Thursday, June 11, 2009
Le Petit Soldat
Le Petit Soldat, 1960
Dir: Jean-Luc Godard
June 10, 2009
Netflix Wakefield MA
Godard's second feature is about an a disenchanted hitman, Bruno (Michel Subor), living in Geneva to avoid enlistment in the Algerian War. Working for French intelligence, he is ordered to kill a pro-Algerian to prove he is not a double agent. Meanwhile, he meets and falls in love with Veronica Dreyer (Anna Karina), who has been helping the Algerians. Bruno plans to leave with her for Brazil, but before he can he is is captured and tortured by Algerian revolutionaries. He escapes, and agrees to kill the man he was supposed to in the first place in exchange for passage to Brazil for him and Veronica. However, the French discover Veronica's ties to the Algerians, and torture her to death. Before he realizes she is dead, Bruno kills the man.
Le Petit Soldat (The Little Soldier) caused a sensation when it was released for its realistic portrayal of torture. It was even banned in France until the war was over, which was three years later in 1963. In itself, it is pretty effective in the movie, though it isn't that gratuitous overall (only in comparison to what you can see today).

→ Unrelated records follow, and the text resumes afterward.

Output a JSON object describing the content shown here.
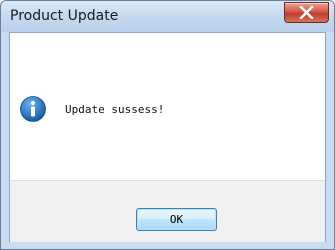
{
  "window": {
    "title": "Product Update",
    "close_icon": "close-icon",
    "close_color": "#c9463a"
  },
  "dialog": {
    "icon": "info-icon",
    "icon_color": "#1e6fc4",
    "message": "Update sussess!"
  },
  "buttons": {
    "ok_label": "OK"
  }
}
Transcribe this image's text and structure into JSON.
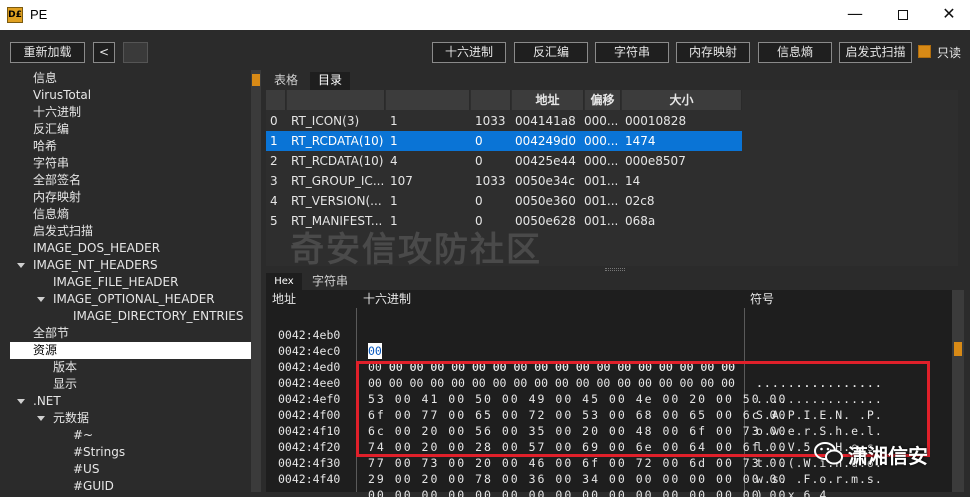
{
  "window": {
    "title": "PE",
    "icon_text": "D£"
  },
  "toolbar": {
    "reload_label": "重新加载",
    "back_label": "<",
    "buttons": [
      "十六进制",
      "反汇编",
      "字符串",
      "内存映射",
      "信息熵",
      "启发式扫描"
    ],
    "readonly_label": "只读",
    "readonly_checked": true
  },
  "tree": [
    "信息",
    "VirusTotal",
    "十六进制",
    "反汇编",
    "哈希",
    "字符串",
    "全部签名",
    "内存映射",
    "信息熵",
    "启发式扫描",
    "IMAGE_DOS_HEADER",
    "IMAGE_NT_HEADERS",
    "IMAGE_FILE_HEADER",
    "IMAGE_OPTIONAL_HEADER",
    "IMAGE_DIRECTORY_ENTRIES",
    "全部节",
    "资源",
    "版本",
    "显示",
    ".NET",
    "元数据",
    "#~",
    "#Strings",
    "#US",
    "#GUID"
  ],
  "upper_tabs": [
    "表格",
    "目录"
  ],
  "resource_table": {
    "headers": [
      "",
      "",
      "",
      "",
      "地址",
      "偏移",
      "大小"
    ],
    "rows": [
      [
        "0",
        "RT_ICON(3)",
        "1",
        "1033",
        "004141a8",
        "000...",
        "00010828"
      ],
      [
        "1",
        "RT_RCDATA(10)",
        "1",
        "0",
        "004249d0",
        "000...",
        "1474"
      ],
      [
        "2",
        "RT_RCDATA(10)",
        "4",
        "0",
        "00425e44",
        "000...",
        "000e8507"
      ],
      [
        "3",
        "RT_GROUP_IC...",
        "107",
        "1033",
        "0050e34c",
        "001...",
        "14"
      ],
      [
        "4",
        "RT_VERSION(...",
        "1",
        "0",
        "0050e360",
        "001...",
        "02c8"
      ],
      [
        "5",
        "RT_MANIFEST...",
        "1",
        "0",
        "0050e628",
        "001...",
        "068a"
      ]
    ],
    "selected_row": 1
  },
  "watermark": "奇安信攻防社区",
  "lower_tabs": [
    "Hex",
    "字符串"
  ],
  "hex_view": {
    "headers": {
      "address": "地址",
      "hex": "十六进制",
      "symbols": "符号"
    },
    "rows": [
      {
        "addr": "0042:4eb0",
        "hex": "00 00 00 00 00 00 00 00 00 00 00 00 00 00 00 00 00 00",
        "text": "................"
      },
      {
        "addr": "0042:4ec0",
        "hex": "00 00 00 00 00 00 00 00 00 00 00 00 00 00 00 00 00 00",
        "text": "................"
      },
      {
        "addr": "0042:4ed0",
        "hex": "00 00 00 00 00 00 00 00 00 00 00 00 00 00 00 00 00 00",
        "text": "................"
      },
      {
        "addr": "0042:4ee0",
        "hex": "53 00 41 00 50 00 49 00 45 00 4e 00 20 00 50 00",
        "text": "S.A.P.I.E.N. .P."
      },
      {
        "addr": "0042:4ef0",
        "hex": "6f 00 77 00 65 00 72 00 53 00 68 00 65 00 6c 00",
        "text": "o.w.e.r.S.h.e.l."
      },
      {
        "addr": "0042:4f00",
        "hex": "6c 00 20 00 56 00 35 00 20 00 48 00 6f 00 73 00",
        "text": "l. .V.5. .H.o.s."
      },
      {
        "addr": "0042:4f10",
        "hex": "74 00 20 00 28 00 57 00 69 00 6e 00 64 00 6f 00",
        "text": "t. .(.W.i.n.d.o."
      },
      {
        "addr": "0042:4f20",
        "hex": "77 00 73 00 20 00 46 00 6f 00 72 00 6d 00 73 00",
        "text": "w.s. .F.o.r.m.s."
      },
      {
        "addr": "0042:4f30",
        "hex": "29 00 20 00 78 00 36 00 34 00 00 00 00 00 00 00",
        "text": "). .x.6.4......."
      },
      {
        "addr": "0042:4f40",
        "hex": "00 00 00 00 00 00 00 00 00 00 00 00 00 00 00 00",
        "text": "................"
      }
    ]
  },
  "overlay_label": "潇湘信安",
  "colors": {
    "accent": "#d88a16",
    "selection": "#0a74d6",
    "highlight_box": "#e0202a"
  }
}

The film has the typical Godard style, which is nice for the most part, despite a few sloppy parts that were really jarring. The one thing about the film that I didn't like was the whole inner monologue thing that Bruno had going on. He'd say something like "I don't know why she turned away.", and then Veronica would turn away. I can see it for myself dingle. There's also the whole "I'm a hitman, but I'd rather think about art and classical music" stigma that must be really hard for Bruno to handle. It can be a bit overbearing at times, but that's just Godard speaking through the character obviously. What the style does establish is the something that Godard uses throughout his career, which Bruno verbalizes when he says: "Photography is truth, and cinema is truth 24 times per second." This is just another statement about the ruminations that Godard has about the nature of cinema.
The film overall is pretty interesting, though clearly not Godard's best. The Algerian War itself is something that I know little about, and it was nice to learn some stuff about it. About the DVD, there were a few parts, especially when Bruno isn't thinking or talking and just observing some people, where the subtitles fall off, so there were a few parts where I was guessing what was going on.
I think my overall feelings for Godard are starting to change to just that he has his place in the French New Wave revolution that changed cinema, but he really isn't one of my favorites. I'll just have to see how that progresses.